Please return every record below exactly as it stands.
*** Stored data Section Begins ***
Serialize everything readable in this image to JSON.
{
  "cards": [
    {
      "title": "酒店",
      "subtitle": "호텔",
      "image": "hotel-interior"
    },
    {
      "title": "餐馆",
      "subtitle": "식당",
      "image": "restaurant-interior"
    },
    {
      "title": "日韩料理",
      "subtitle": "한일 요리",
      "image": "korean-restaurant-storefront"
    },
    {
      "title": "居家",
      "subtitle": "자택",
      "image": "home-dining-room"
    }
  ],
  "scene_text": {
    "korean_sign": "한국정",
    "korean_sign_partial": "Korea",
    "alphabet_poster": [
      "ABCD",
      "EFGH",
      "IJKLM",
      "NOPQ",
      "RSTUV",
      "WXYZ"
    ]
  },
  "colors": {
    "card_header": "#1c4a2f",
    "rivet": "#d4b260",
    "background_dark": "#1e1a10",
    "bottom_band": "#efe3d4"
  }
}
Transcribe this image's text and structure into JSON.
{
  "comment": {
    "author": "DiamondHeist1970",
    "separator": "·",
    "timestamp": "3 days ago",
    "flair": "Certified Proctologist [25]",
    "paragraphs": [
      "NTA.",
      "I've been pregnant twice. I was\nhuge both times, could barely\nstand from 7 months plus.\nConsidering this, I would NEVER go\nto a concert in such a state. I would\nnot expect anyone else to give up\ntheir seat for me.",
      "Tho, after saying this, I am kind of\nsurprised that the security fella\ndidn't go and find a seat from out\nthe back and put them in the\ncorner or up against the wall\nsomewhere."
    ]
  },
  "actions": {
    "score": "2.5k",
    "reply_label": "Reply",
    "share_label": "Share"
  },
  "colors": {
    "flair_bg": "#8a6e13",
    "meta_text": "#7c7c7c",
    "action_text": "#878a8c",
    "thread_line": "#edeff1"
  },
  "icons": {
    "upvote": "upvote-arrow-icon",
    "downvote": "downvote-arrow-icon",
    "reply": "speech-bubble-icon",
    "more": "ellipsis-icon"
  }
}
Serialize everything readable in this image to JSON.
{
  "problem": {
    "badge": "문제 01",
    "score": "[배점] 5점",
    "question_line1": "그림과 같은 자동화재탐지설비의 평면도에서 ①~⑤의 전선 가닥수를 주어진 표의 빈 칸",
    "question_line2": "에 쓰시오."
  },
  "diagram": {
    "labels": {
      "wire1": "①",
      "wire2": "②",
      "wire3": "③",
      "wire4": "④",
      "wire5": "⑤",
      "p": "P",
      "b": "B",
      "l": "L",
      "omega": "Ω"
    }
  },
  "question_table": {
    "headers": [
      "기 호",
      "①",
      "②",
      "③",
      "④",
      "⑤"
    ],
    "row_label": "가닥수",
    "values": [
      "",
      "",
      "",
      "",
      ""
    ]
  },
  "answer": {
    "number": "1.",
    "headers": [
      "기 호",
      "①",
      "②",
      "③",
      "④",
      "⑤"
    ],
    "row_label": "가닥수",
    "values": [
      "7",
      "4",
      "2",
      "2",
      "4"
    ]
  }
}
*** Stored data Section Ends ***
• **Answer section**:
Serialize everything readable in this image to JSON.
{
  "cards": [
    {
      "title": "酒店",
      "subtitle": "호텔",
      "image": "hotel-interior"
    },
    {
      "title": "餐馆",
      "subtitle": "식당",
      "image": "restaurant-interior"
    },
    {
      "title": "日韩料理",
      "subtitle": "한일 요리",
      "image": "korean-restaurant-storefront"
    },
    {
      "title": "居家",
      "subtitle": "자택",
      "image": "home-dining-room"
    }
  ],
  "scene_text": {
    "korean_sign": "한국정",
    "korean_sign_partial": "Korea",
    "alphabet_poster": [
      "ABCD",
      "EFGH",
      "IJKLM",
      "NOPQ",
      "RSTUV",
      "WXYZ"
    ]
  },
  "colors": {
    "card_header": "#1c4a2f",
    "rivet": "#d4b260",
    "background_dark": "#1e1a10",
    "bottom_band": "#efe3d4"
  }
}
Transcribe this image's text and structure into JSON.
{
  "comment": {
    "author": "DiamondHeist1970",
    "separator": "·",
    "timestamp": "3 days ago",
    "flair": "Certified Proctologist [25]",
    "paragraphs": [
      "NTA.",
      "I've been pregnant twice. I was\nhuge both times, could barely\nstand from 7 months plus.\nConsidering this, I would NEVER go\nto a concert in such a state. I would\nnot expect anyone else to give up\ntheir seat for me.",
      "Tho, after saying this, I am kind of\nsurprised that the security fella\ndidn't go and find a seat from out\nthe back and put them in the\ncorner or up against the wall\nsomewhere."
    ]
  },
  "actions": {
    "score": "2.5k",
    "reply_label": "Reply",
    "share_label": "Share"
  },
  "colors": {
    "flair_bg": "#8a6e13",
    "meta_text": "#7c7c7c",
    "action_text": "#878a8c",
    "thread_line": "#edeff1"
  },
  "icons": {
    "upvote": "upvote-arrow-icon",
    "downvote": "downvote-arrow-icon",
    "reply": "speech-bubble-icon",
    "more": "ellipsis-icon"
  }
}
Serialize everything readable in this image to JSON.
{
  "problem": {
    "badge": "문제 01",
    "score": "[배점] 5점",
    "question_line1": "그림과 같은 자동화재탐지설비의 평면도에서 ①~⑤의 전선 가닥수를 주어진 표의 빈 칸",
    "question_line2": "에 쓰시오."
  },
  "diagram": {
    "labels": {
      "wire1": "①",
      "wire2": "②",
      "wire3": "③",
      "wire4": "④",
      "wire5": "⑤",
      "p": "P",
      "b": "B",
      "l": "L",
      "omega": "Ω"
    }
  },
  "question_table": {
    "headers": [
      "기 호",
      "①",
      "②",
      "③",
      "④",
      "⑤"
    ],
    "row_label": "가닥수",
    "values": [
      "",
      "",
      "",
      "",
      ""
    ]
  },
  "answer": {
    "number": "1.",
    "headers": [
      "기 호",
      "①",
      "②",
      "③",
      "④",
      "⑤"
    ],
    "row_label": "가닥수",
    "values": [
      "7",
      "4",
      "2",
      "2",
      "4"
    ]
  }
}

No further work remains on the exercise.